In this systemic dynamics, the recently ramped up tensions in the East China Sea call for greater attention. This is so, as the spiraling militarization is increasingly escalating the accidental risks of unintended military confrontation and political miscalculations between China and Japan. Although no one country will prompt a war like situation, but the pressing circumstances are building a warlike temperament around the East China Sea. In this scenario, the security indexes for both China and Japan as well as Asia-Pacific regional architecture are at an alarming high. A disequilibrium in China-Japan relations will automatically change the regional status quo in the Asia-Pacific.
The East China Sea dispute has evolved to become a perpetual anathema in the China-Japan relations. Wherein, a way forward to making a resolution seems difficult. The problem exists in the trust deficit between the two countries, which heavily weighs down the relationship. There is a mutual suspicion and deep-seated distrust between the two countries, which significantly hinders any reconciliation process. These perceptual gaps leave less room for negotiation or mediation, and thus, makes the East China Sea an issue of perpetuity in China-Japan relations. Given these critical fissures in the management of the East China Sea problem, both China and Japan should act proactively over reactive posture to dispel any form of military calamity. The rising security concerns are not just limited to China and Japan but will also entrap the United States and other regional actors into the power play. Hence, with heavy costs involved, both China and Japan should take deliberate constructive measures to avoid an uncalled tragedy.
The need of the hour lies in securing the existing status-quo in the East China Sea by maintaining peace and stability between China and Japan. The militarization of the disputed waters needs to be toned down by denying any form of actions and reactions that up the ante. In doing so, both China and Japan need to adopt a top-down approach by making frequent diplomatic and security talks in order to maintain the checks and balance in the East China Sea. Most importantly, both countries need to collaborate on building a functional and effective crisis management mechanism to ward off any kind of mishap that will incur unnecessary costs. Hence, before any form of collateral damage over sovereignty and maritime rights in the East China Sea, it stands wisely for both China and Japan at this critical juncture to take an inch forward in avoiding a tragedy.
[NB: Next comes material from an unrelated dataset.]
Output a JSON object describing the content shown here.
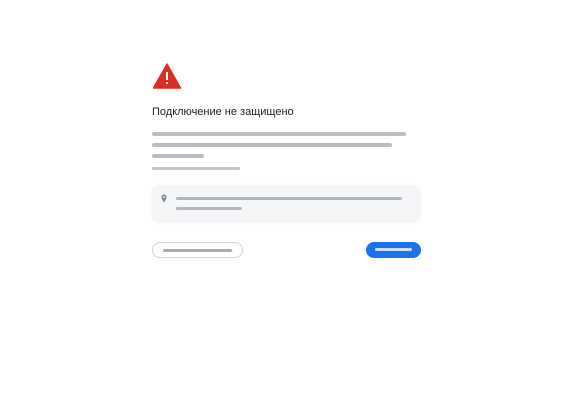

About the Author:
Amrita Jash (TR RID: K-5665-2015)is the Doctoral Candidate in Chinese Studies at the Centre for East Asian Studies, School of International Studies, Jawaharlal Nehru University. She is also the Editor-in-Chief at IndraStra Global, New York. She can be followed on twitter at @amritajash and also at her official website.
Cite this Article:
Jash, A. "FEATURED | China, Japan and the East China Sea Conundrum" IndraStra Global Vol. 002, Issue No: 08 (2016) 0031, http://www.indrastra.com/2016/08/FEATURED-China-Japan-and-East-China-Sea-Conundrum-002-08-2016-0031.html
ISSN 2381-3652 | https://dx.doi.org/10.6084/m9.figshare.3704790
ISSN 2381-3652 | https://dx.doi.org/10.6084/m9.figshare.3704790